Marsha Blackburn's Republican challenger, Tom Leatherwood, received a gift yesterday in the form of news that incumbent Blackburn will "voluntarily" revise downward her campaign finance statement due to mistakes made back in 2002, when she switched from running for re-election to the state Senate to running for Congress.
Among the unreported expenditures were $18,821 to her daughter and son-in-law Paul and Mary Morgan Ketchel and $3,753 to either her husband Chuck, her son Chad or herself. Blogger Sharon Cobb revels in the news and Mike Byrd calls for the reporting of the bigger picture.
On the same day this news is released, Politico profiles Blackburn discussing her preference for the term "congressman" despite her obvious femininity.
In non-Marsha news, former Fred Thompson internet guru Sean Hackbarth sees a lot of his old boss in John McCain's new economic program.
State Sen. Jim Kyle opposes a bill that has passed committee in both chambers of the state legislature raising fines for the crime of DUI: "I have heard no outcry that DUI fines are too low. I have heard an outcry that we cannot collect the fines now," said Kyle.
A congressional agency estimates that an immigration enforcement bill sponsored by Congressmen Zach Wamp, Lincoln Davis, Jimmy Duncan and Sen. Lamar Alexander will increase federal spending by $23.4 billion over 10 years.
Sean Braisted reports that a bill, sponsored by state Senator Joe Haynes, that would provide Tennessee workers with paid sick leave failed to pass through the Commerce Committee.
Like a dog with a bone: The TNGOP's communications director continues to chronicle his open-records quest to get his hands on a videotape of the renovations going on at the executive residence.

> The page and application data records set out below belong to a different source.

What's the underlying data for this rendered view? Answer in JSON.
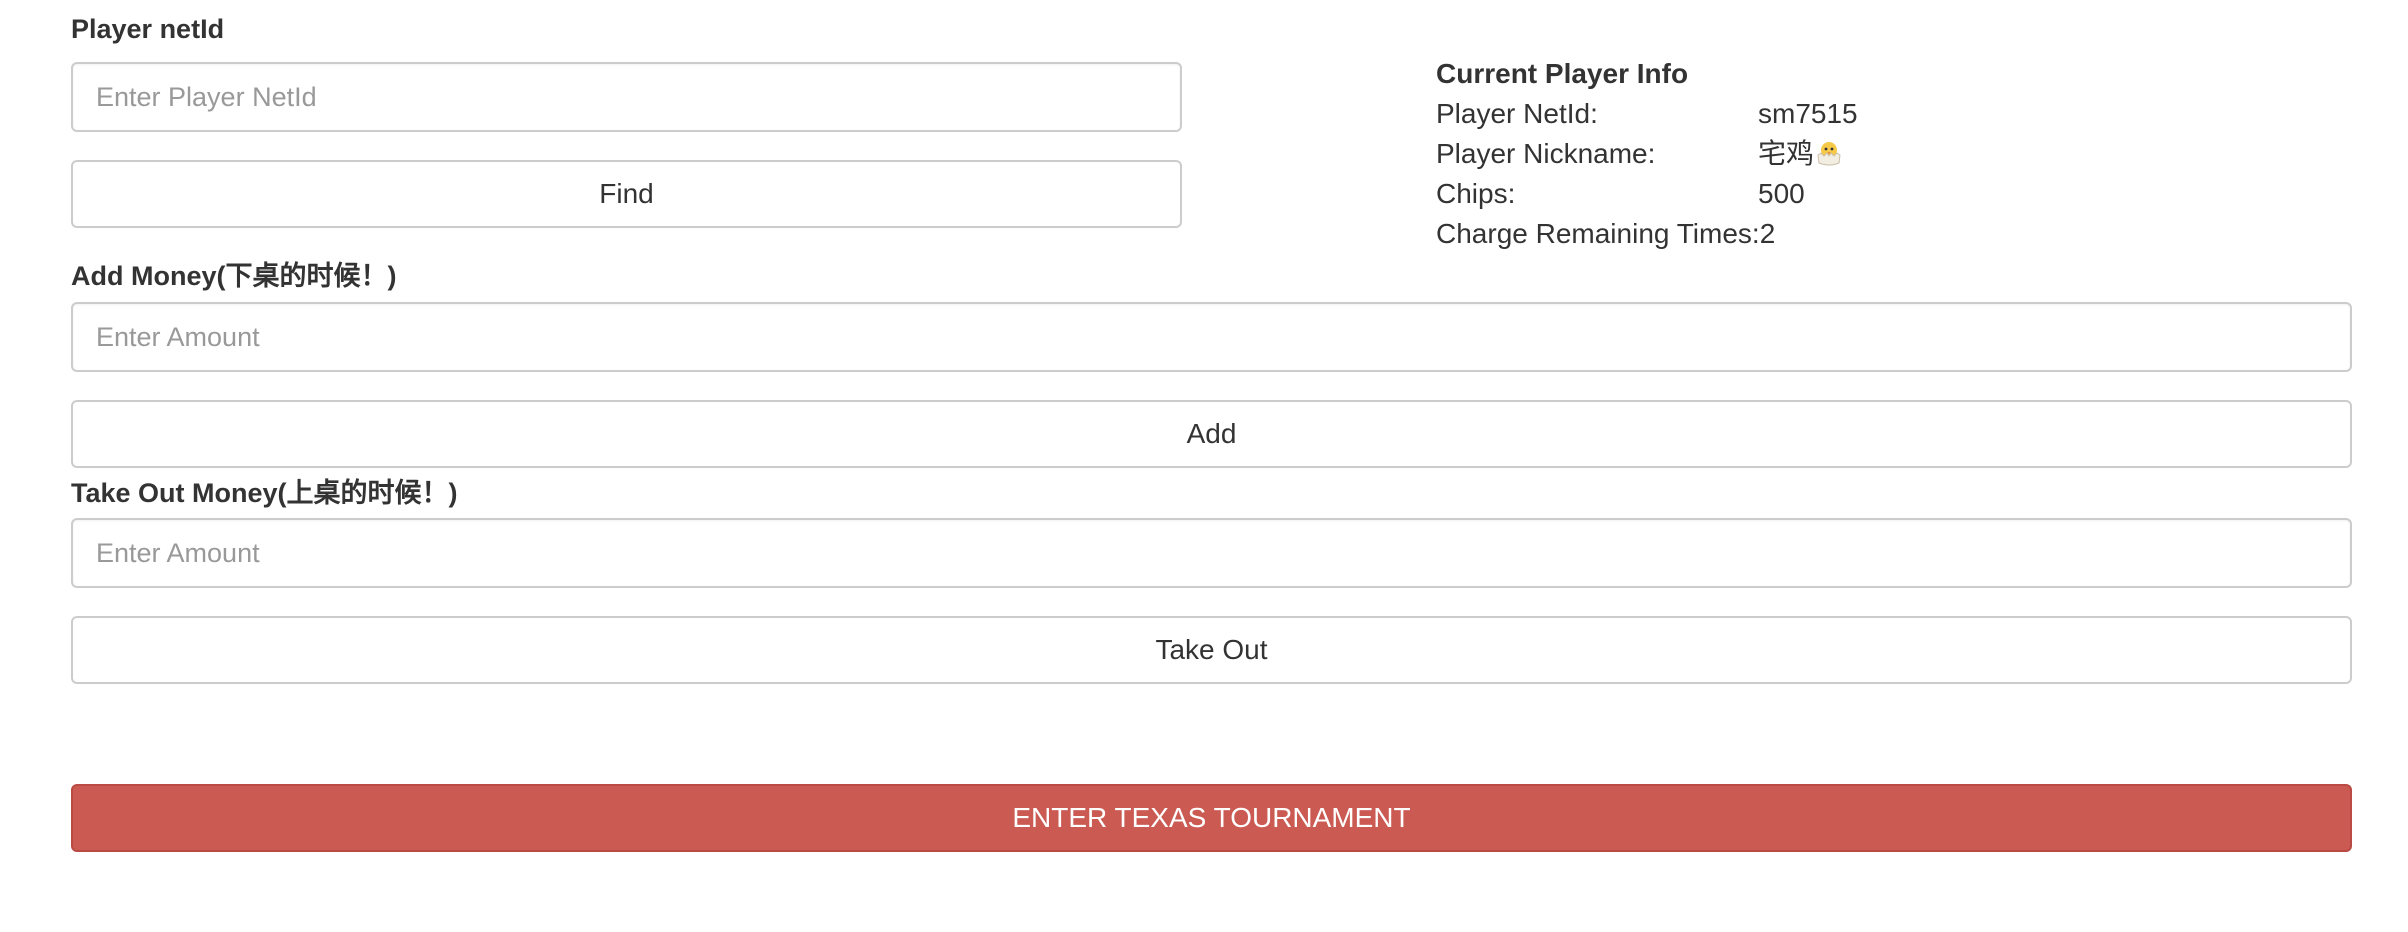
{
  "find_section": {
    "label": "Player netId",
    "input_placeholder": "Enter Player NetId",
    "button_label": "Find"
  },
  "player_info": {
    "title": "Current Player Info",
    "netid_key": "Player NetId:",
    "netid_value": "sm7515",
    "nickname_key": "Player Nickname:",
    "nickname_value": "宅鸡",
    "nickname_icon": "hatching-chick-icon",
    "chips_key": "Chips:",
    "chips_value": "500",
    "charge_key": "Charge Remaining Times:",
    "charge_value": "2"
  },
  "add_money": {
    "label": "Add Money(下桌的时候！)",
    "input_placeholder": "Enter Amount",
    "button_label": "Add"
  },
  "take_out_money": {
    "label": "Take Out Money(上桌的时候！)",
    "input_placeholder": "Enter Amount",
    "button_label": "Take Out"
  },
  "tournament": {
    "button_label": "ENTER TEXAS TOURNAMENT",
    "button_color": "#cb5a53"
  }
}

Oak Mill Mayor Tommy Alsup warns citizens of a one-man crime spree in that satellite city.
Illegal immigrants file tax returns in Nashville.
Low-turnout elections in Murfreesboro see some incumbents turned out.
The American Courthouse blog cheers developments in Tennessee that may mean an end to the Judicial Selection Commission that chooses Supreme Court and appellate judges.
Metro councilman Jerry Maynard withdraws a bill attempting to make a distinction between adult entertainment venues and "beer" cabarets.
Professors at MTSU protest the decision by the Tennessee Board of Regents not to grant honorary degrees to students expelled from Tennessee State University during civil-rights era Freedom Rides.
Nashville is mentioned in a Los Angeles Times article on basketball great Magic Johnson's redevelopment investments in Nashville and other cities across the country.
Despite current overcrowding in all but two Antioch cluster schools a new elementary school in the cluster will probably not be opened until five years from now.
The Tennessee Republican Party will once again be forced to spend time and money getting eugenics advocate James Hart off the Republican ballot in Congressional District 8.
A Metro ballistics examiner retires after allegation surface that his reports contained falsified evidence.
A bill lifting automatic jury duty exemptions for the disabled and the elderly advances in the state Senate.
The Village Voice profiles famous Knoxville-based blogger Glenn Reynolds.
A measure sponsored by Knoxville Republican Tim Burchett to raise the required age for exotic dancers was placed in general sub in the Senate Judiciary Committee, likely killing the bill for session.
And finally, aides to Al Gore are up in arms over statements by Sen. Hillary Clinton that point to elitism as the reason for his loss in the 2000 presidential election.